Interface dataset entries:
============================================================
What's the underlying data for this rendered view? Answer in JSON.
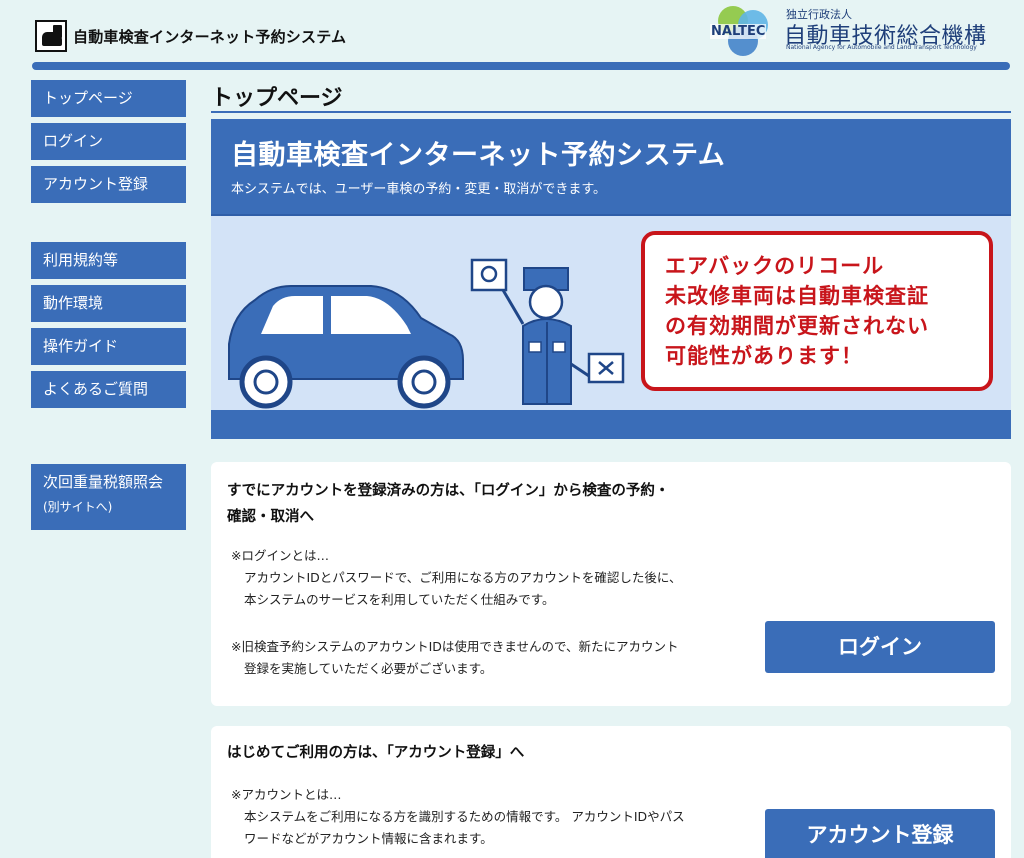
{
  "header": {
    "app_title": "自動車検査インターネット予約システム",
    "org_small": "独立行政法人",
    "org_name": "自動車技術総合機構",
    "org_abbr": "NALTEC",
    "org_english": "National Agency for Automobile and Land Transport Technology"
  },
  "sidebar": {
    "top_page": "トップページ",
    "login": "ログイン",
    "account_register": "アカウント登録",
    "terms": "利用規約等",
    "environment": "動作環境",
    "guide": "操作ガイド",
    "faq": "よくあるご質問",
    "tax_inquiry": "次回重量税額照会",
    "tax_inquiry_sub": "(別サイトへ)"
  },
  "main": {
    "page_title": "トップページ",
    "hero_title": "自動車検査インターネット予約システム",
    "hero_subtitle": "本システムでは、ユーザー車検の予約・変更・取消ができます。",
    "recall_lines": [
      "エアバックのリコール",
      "未改修車両は自動車検査証",
      "の有効期間が更新されない",
      "可能性があります！"
    ],
    "login_card": {
      "heading_line1": "すでにアカウントを登録済みの方は、「ログイン」から検査の予約・",
      "heading_line2": "確認・取消へ",
      "note1_title": "※ログインとは…",
      "note1_line1": "アカウントIDとパスワードで、ご利用になる方のアカウントを確認した後に、",
      "note1_line2": "本システムのサービスを利用していただく仕組みです。",
      "note2_line1": "※旧検査予約システムのアカウントIDは使用できませんので、新たにアカウント",
      "note2_line2": "登録を実施していただく必要がございます。",
      "button": "ログイン"
    },
    "register_card": {
      "heading": "はじめてご利用の方は、「アカウント登録」へ",
      "note_title": "※アカウントとは…",
      "note_line1": "本システムをご利用になる方を識別するための情報です。 アカウントIDやパス",
      "note_line2": "ワードなどがアカウント情報に含まれます。",
      "button": "アカウント登録"
    }
  }
}
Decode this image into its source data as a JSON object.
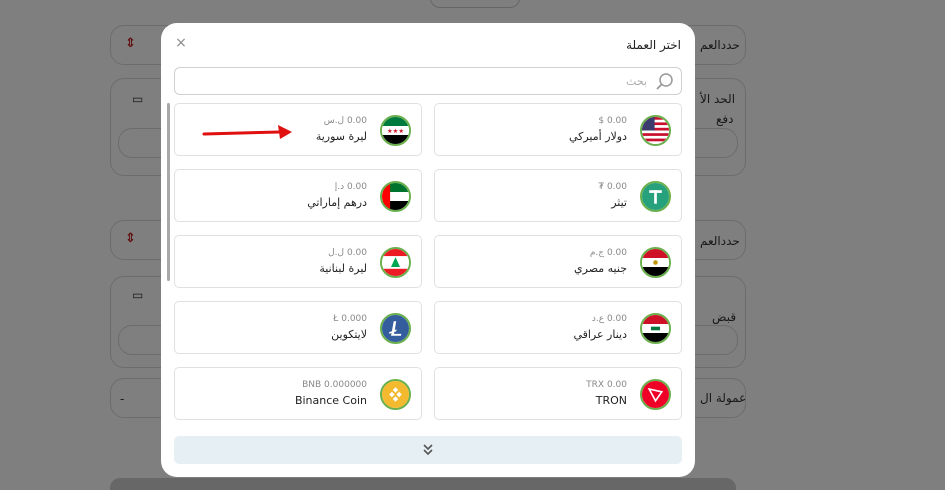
{
  "background": {
    "labels": {
      "select_currency_1": "حددالعم",
      "max_limit": "الحد الأ",
      "pay": "دفع",
      "select_currency_2": "حددالعم",
      "receive": "قبض",
      "fee": "عمولة ال",
      "fee_value": "-"
    }
  },
  "modal": {
    "title": "اختر العملة",
    "close_symbol": "×",
    "search_placeholder": "بحث"
  },
  "currencies": [
    {
      "balance": "0.00 $",
      "name": "دولار أميركي",
      "flag": "us-flag-icon"
    },
    {
      "balance": "0.00 ل.س",
      "name": "ليرة سورية",
      "flag": "syria-flag-icon"
    },
    {
      "balance": "0.00 ₮",
      "name": "تيثر",
      "flag": "tether-icon"
    },
    {
      "balance": "0.00 د.إ",
      "name": "درهم إماراتي",
      "flag": "uae-flag-icon"
    },
    {
      "balance": "0.00 ج.م",
      "name": "جنيه مصري",
      "flag": "egypt-flag-icon"
    },
    {
      "balance": "0.00 ل.ل",
      "name": "ليرة لبنانية",
      "flag": "lebanon-flag-icon"
    },
    {
      "balance": "0.00 ع.د",
      "name": "دينار عراقي",
      "flag": "iraq-flag-icon"
    },
    {
      "balance": "0.000 Ł",
      "name": "لايتكوين",
      "flag": "litecoin-icon"
    },
    {
      "balance": "TRX 0.00",
      "name": "TRON",
      "flag": "tron-icon"
    },
    {
      "balance": "BNB 0.000000",
      "name": "Binance Coin",
      "flag": "bnb-icon"
    }
  ],
  "colors": {
    "accent_border": "#6ab04c",
    "more_bg": "#e6f0f4",
    "annotation_arrow": "#e01010"
  }
}
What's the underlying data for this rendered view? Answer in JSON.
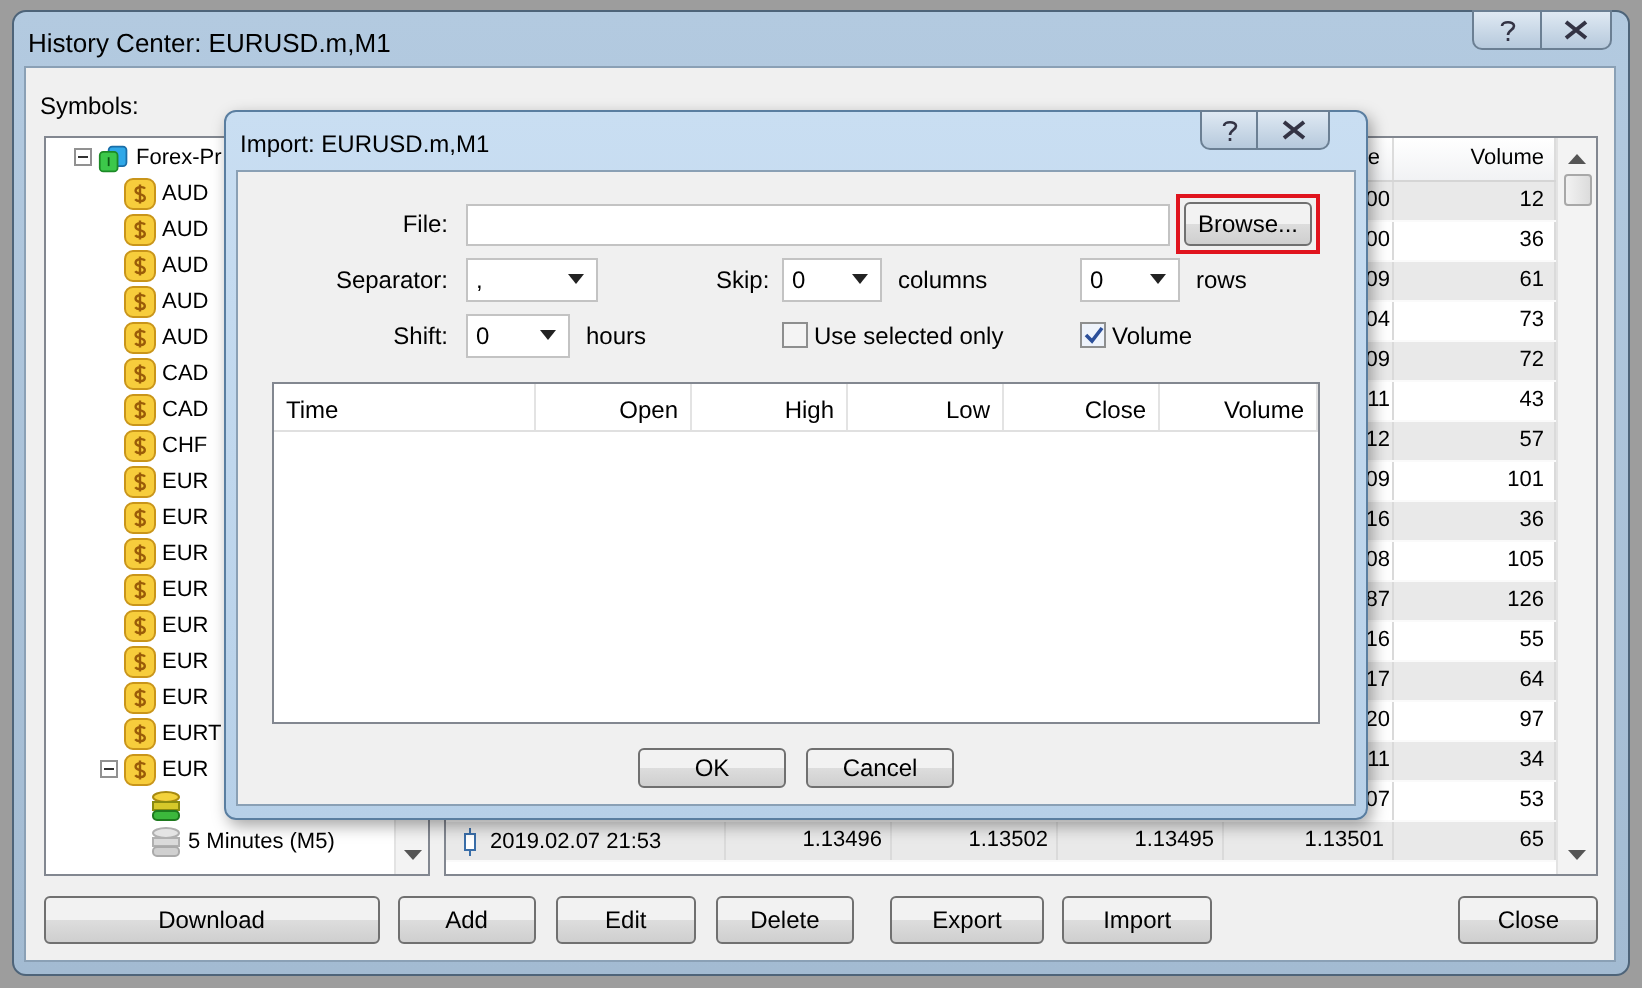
{
  "window": {
    "title": "History Center: EURUSD.m,M1"
  },
  "symbols_label": "Symbols:",
  "tree": {
    "label": "Forex-Pr",
    "expanded": true,
    "children": [
      {
        "label": "AUD"
      },
      {
        "label": "AUD"
      },
      {
        "label": "AUD"
      },
      {
        "label": "AUD"
      },
      {
        "label": "AUD"
      },
      {
        "label": "CAD"
      },
      {
        "label": "CAD"
      },
      {
        "label": "CHF"
      },
      {
        "label": "EUR"
      },
      {
        "label": "EUR"
      },
      {
        "label": "EUR"
      },
      {
        "label": "EUR"
      },
      {
        "label": "EUR"
      },
      {
        "label": "EUR"
      },
      {
        "label": "EUR"
      },
      {
        "label": "EURT"
      },
      {
        "label": "EUR",
        "expanded": true,
        "children": [
          {
            "kind": "timeframe",
            "has_data": true
          },
          {
            "kind": "timeframe",
            "has_data": false,
            "label": "5 Minutes (M5)"
          }
        ]
      }
    ]
  },
  "history_table": {
    "headers": {
      "close": "e",
      "volume": "Volume"
    },
    "rows": [
      {
        "close": "00",
        "volume": "12"
      },
      {
        "close": "00",
        "volume": "36"
      },
      {
        "close": "09",
        "volume": "61"
      },
      {
        "close": "04",
        "volume": "73"
      },
      {
        "close": "09",
        "volume": "72"
      },
      {
        "close": "11",
        "volume": "43"
      },
      {
        "close": "12",
        "volume": "57"
      },
      {
        "close": "09",
        "volume": "101"
      },
      {
        "close": "16",
        "volume": "36"
      },
      {
        "close": "08",
        "volume": "105"
      },
      {
        "close": "87",
        "volume": "126"
      },
      {
        "close": "16",
        "volume": "55"
      },
      {
        "close": "17",
        "volume": "64"
      },
      {
        "close": "20",
        "volume": "97"
      },
      {
        "close": "11",
        "volume": "34"
      },
      {
        "close": "07",
        "volume": "53"
      },
      {
        "time": "2019.02.07 21:53",
        "open": "1.13496",
        "high": "1.13502",
        "low": "1.13495",
        "close": "1.13501",
        "volume": "65"
      }
    ]
  },
  "buttons": [
    "Download",
    "Add",
    "Edit",
    "Delete",
    "Export",
    "Import",
    "Close"
  ],
  "import_dialog": {
    "title": "Import: EURUSD.m,M1",
    "file": {
      "label": "File:"
    },
    "browse": {
      "label": "Browse...",
      "highlighted": true
    },
    "separator": {
      "label": "Separator:",
      "value": ","
    },
    "skip": {
      "label": "Skip:",
      "columns_value": "0",
      "columns_unit": "columns",
      "rows_value": "0",
      "rows_unit": "rows"
    },
    "shift": {
      "label": "Shift:",
      "value": "0",
      "unit": "hours"
    },
    "checkboxes": [
      {
        "label": "Use selected only",
        "checked": false
      },
      {
        "label": "Volume",
        "checked": true
      }
    ],
    "table_columns": [
      "Time",
      "Open",
      "High",
      "Low",
      "Close",
      "Volume"
    ],
    "buttons": [
      "OK",
      "Cancel"
    ]
  }
}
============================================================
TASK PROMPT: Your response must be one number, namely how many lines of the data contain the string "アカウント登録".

SOLUTION TO THIS TASK: 3